Here’s an excerpt:
Last week at the Miss USA pageant, newly-crowned winner Nia Sanchez was accused of promoting “rape culture” after answering a question about sexual assault on college campuses.
Sanchez responded with the following:
I believe that some colleges may potentially be afraid of having a bad reputation and that would be a reason it could be swept under the rug, because they don’t want that to come out into the public,” Nia Sanchez said. “But I think more awareness is very important so women can learn how to protect themselves. Myself, as a fourth-degree black belt, I learned from a young age that you need to be confident and be able to defend yourself. And I think that’s something that we should start to really implement for a lot of women.
Her response angered radical feminists.
Despite negative backlash, Nia Sanchez stood by her response. She went on HuffPoLive to reaffirm her answer about women taking up self-defense:
We have 30 seconds to answer a question. I feel like all you can do up on that stage on national television is answer the best you personally know how, so I answered with something that I know. I always believe in women empowerment and women’s encouragement and for me, in my life, that’s self-defense,” she explained. “Maybe for somebody else it’s a Taser or something else, but that’s the way I could relate to it personally.

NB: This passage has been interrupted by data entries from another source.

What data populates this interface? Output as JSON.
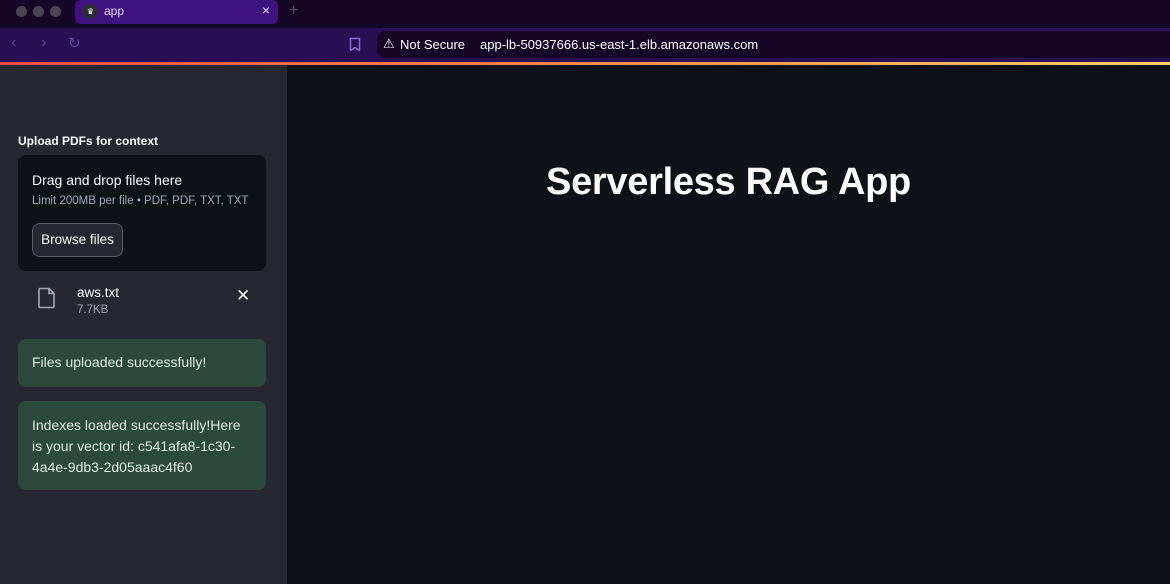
{
  "browser": {
    "tab": {
      "title": "app",
      "favicon": "streamlit-crown-icon",
      "close": "×"
    },
    "new_tab": "+",
    "nav": {
      "back": "‹",
      "forward": "›",
      "reload": "↻"
    },
    "security_warning_icon": "⚠",
    "security_label": "Not Secure",
    "url": "app-lb-50937666.us-east-1.elb.amazonaws.com"
  },
  "sidebar": {
    "uploader": {
      "label": "Upload PDFs for context",
      "dropzone_title": "Drag and drop files here",
      "dropzone_limit": "Limit 200MB per file • PDF, PDF, TXT, TXT",
      "browse_label": "Browse files"
    },
    "files": [
      {
        "name": "aws.txt",
        "size": "7.7KB",
        "remove": "✕"
      }
    ],
    "alerts": [
      {
        "text": "Files uploaded successfully!",
        "type": "success"
      },
      {
        "text": "Indexes loaded successfully!Here is your vector id: c541afa8-1c30-4a4e-9db3-2d05aaac4f60",
        "type": "success"
      }
    ]
  },
  "main": {
    "title": "Serverless RAG App"
  }
}
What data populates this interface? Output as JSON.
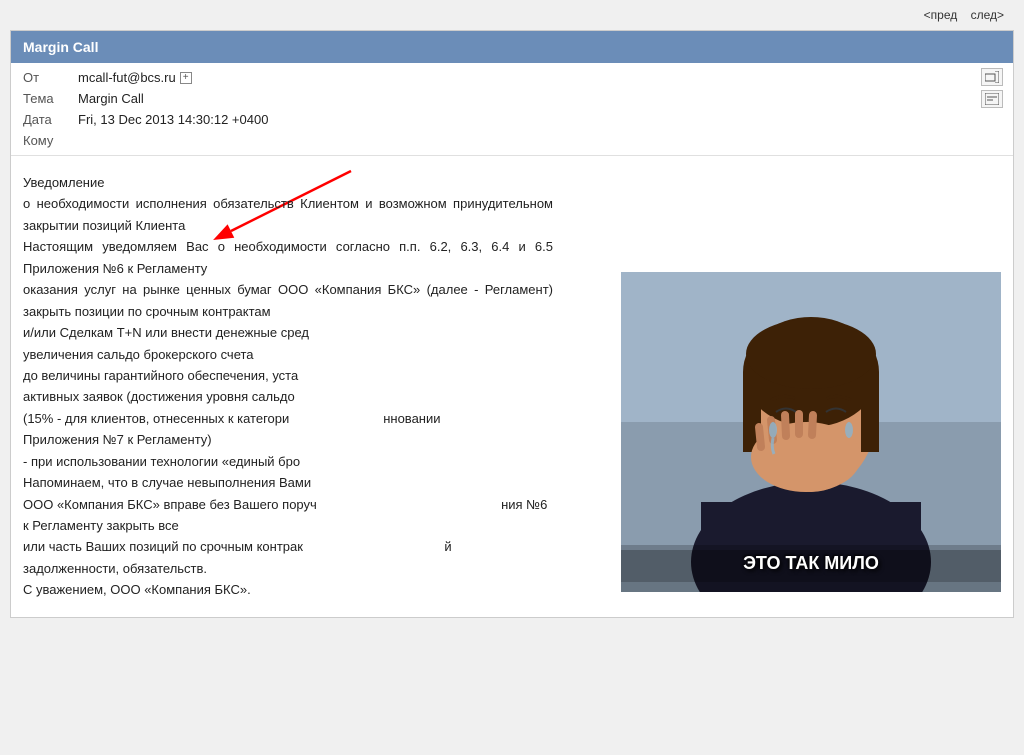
{
  "nav": {
    "prev_label": "<пред",
    "next_label": "след>"
  },
  "email": {
    "header_title": "Margin Call",
    "from_label": "От",
    "from_value": "mcall-fut@bcs.ru",
    "subject_label": "Тема",
    "subject_value": "Margin Call",
    "date_label": "Дата",
    "date_value": "Fri, 13 Dec 2013 14:30:12 +0400",
    "to_label": "Кому",
    "to_value": "",
    "body_lines": [
      "Уведомление",
      "о необходимости исполнения обязательств Клиентом и возможном принудительном закрытии позиций Клиента",
      "Настоящим уведомляем Вас о необходимости согласно п.п. 6.2, 6.3, 6.4 и 6.5 Приложения №6 к Регламенту",
      "оказания услуг на рынке ценных бумаг ООО «Компания БКС» (далее - Регламент) закрыть позиции по срочным контрактам",
      "и/или Сделкам Т+N или внести денежные сред",
      "увеличения сальдо брокерского счета",
      "до величины гарантийного обеспечения, уста",
      "активных заявок (достижения уровня сальдо",
      "(15% - для клиентов, отнесенных к категори",
      "Приложения №7 к Регламенту)",
      "- при использовании технологии «единый бро",
      "Напоминаем, что в случае невыполнения Вами",
      "ООО «Компания БКС» вправе без Вашего поруч",
      "к Регламенту закрыть все",
      "или часть Ваших позиций по срочным контрак",
      "задолженности, обязательств.",
      "С уважением, ООО «Компания БКС»."
    ],
    "meme_caption": "ЭТО ТАК МИЛО"
  }
}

The question beckons: What is “rape culture” and what does it consist of?